Interface dataset entries:
——————————

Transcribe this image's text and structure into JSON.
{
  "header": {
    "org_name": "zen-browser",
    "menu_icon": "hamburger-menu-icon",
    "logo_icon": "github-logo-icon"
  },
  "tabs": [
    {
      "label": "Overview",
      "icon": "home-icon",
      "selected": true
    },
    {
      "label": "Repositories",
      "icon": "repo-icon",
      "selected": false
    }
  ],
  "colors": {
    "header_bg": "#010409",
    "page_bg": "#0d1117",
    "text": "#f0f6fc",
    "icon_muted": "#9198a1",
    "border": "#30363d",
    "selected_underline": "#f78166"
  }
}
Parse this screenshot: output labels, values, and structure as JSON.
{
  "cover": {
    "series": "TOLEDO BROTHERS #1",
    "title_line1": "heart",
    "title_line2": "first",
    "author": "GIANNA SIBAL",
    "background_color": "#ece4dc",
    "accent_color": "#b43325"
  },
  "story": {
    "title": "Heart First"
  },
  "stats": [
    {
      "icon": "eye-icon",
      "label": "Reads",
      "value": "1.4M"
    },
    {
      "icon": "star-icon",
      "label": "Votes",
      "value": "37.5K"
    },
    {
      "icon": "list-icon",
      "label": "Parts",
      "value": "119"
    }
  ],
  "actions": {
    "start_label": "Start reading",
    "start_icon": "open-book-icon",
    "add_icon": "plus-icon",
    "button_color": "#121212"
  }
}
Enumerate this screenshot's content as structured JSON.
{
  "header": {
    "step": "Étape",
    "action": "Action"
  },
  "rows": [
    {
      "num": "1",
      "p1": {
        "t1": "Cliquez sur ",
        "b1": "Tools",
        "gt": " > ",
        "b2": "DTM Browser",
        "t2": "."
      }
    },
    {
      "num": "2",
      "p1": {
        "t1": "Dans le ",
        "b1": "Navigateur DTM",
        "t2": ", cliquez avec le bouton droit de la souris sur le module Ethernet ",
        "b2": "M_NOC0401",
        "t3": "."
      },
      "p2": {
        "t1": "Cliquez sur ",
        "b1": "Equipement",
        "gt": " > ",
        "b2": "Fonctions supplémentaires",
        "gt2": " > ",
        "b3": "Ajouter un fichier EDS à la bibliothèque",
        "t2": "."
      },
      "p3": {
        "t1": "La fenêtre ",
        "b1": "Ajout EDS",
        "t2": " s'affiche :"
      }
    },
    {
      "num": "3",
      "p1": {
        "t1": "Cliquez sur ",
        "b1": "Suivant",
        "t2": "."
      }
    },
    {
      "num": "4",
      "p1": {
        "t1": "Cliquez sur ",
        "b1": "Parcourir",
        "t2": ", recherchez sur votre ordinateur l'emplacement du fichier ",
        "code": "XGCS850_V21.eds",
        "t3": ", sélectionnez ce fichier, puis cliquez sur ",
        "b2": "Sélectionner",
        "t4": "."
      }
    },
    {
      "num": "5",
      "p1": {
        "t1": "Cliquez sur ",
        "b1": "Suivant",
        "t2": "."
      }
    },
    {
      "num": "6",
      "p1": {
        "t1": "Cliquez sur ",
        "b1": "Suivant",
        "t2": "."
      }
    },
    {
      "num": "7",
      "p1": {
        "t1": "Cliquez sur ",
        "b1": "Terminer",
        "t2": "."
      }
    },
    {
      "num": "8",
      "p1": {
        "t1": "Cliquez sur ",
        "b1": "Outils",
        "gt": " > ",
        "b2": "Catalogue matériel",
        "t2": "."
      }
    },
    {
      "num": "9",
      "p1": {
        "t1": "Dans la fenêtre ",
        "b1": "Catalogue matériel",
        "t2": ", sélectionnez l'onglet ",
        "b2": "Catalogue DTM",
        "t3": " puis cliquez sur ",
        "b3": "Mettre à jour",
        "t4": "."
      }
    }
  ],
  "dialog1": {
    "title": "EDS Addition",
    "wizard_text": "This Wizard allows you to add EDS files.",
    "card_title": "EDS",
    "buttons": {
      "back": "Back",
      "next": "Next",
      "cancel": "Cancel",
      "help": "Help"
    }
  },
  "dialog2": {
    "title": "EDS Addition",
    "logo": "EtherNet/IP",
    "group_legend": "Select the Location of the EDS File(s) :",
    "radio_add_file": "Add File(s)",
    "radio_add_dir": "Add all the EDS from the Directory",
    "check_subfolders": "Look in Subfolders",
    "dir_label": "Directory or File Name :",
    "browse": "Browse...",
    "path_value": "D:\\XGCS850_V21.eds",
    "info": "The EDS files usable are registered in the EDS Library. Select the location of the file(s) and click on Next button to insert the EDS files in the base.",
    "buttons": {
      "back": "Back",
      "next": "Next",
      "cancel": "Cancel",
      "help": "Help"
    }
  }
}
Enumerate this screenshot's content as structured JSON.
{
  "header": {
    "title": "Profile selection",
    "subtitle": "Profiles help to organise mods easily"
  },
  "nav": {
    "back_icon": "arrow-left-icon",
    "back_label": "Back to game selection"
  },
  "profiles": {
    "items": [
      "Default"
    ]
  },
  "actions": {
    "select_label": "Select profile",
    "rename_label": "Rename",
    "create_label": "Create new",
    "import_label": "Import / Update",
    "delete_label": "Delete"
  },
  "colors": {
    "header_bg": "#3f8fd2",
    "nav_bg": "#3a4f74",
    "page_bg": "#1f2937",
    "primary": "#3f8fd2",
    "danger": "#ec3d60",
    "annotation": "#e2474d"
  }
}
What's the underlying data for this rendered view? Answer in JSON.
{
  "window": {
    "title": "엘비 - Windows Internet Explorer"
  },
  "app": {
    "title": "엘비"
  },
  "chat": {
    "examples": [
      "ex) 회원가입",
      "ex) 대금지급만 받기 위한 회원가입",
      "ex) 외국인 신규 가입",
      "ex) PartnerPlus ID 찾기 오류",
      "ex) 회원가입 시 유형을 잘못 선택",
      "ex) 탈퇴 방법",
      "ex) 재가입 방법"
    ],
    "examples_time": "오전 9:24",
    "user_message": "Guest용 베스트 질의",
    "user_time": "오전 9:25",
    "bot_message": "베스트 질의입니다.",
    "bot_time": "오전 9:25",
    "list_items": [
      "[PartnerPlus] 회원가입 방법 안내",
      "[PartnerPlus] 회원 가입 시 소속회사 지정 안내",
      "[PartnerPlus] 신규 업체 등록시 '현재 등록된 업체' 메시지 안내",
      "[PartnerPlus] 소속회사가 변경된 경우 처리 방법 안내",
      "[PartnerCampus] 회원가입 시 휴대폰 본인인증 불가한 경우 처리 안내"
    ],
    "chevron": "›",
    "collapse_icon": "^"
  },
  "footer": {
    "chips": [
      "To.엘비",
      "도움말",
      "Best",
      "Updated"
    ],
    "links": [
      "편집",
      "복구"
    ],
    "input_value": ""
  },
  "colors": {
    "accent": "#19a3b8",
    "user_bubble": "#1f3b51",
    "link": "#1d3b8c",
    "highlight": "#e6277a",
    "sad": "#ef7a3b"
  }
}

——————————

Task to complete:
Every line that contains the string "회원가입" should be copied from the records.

Answer box:
      "ex) 회원가입",
      "ex) 대금지급만 받기 위한 회원가입",
      "ex) 회원가입 시 유형을 잘못 선택",
      "[PartnerPlus] 회원가입 방법 안내",
      "[PartnerCampus] 회원가입 시 휴대폰 본인인증 불가한 경우 처리 안내"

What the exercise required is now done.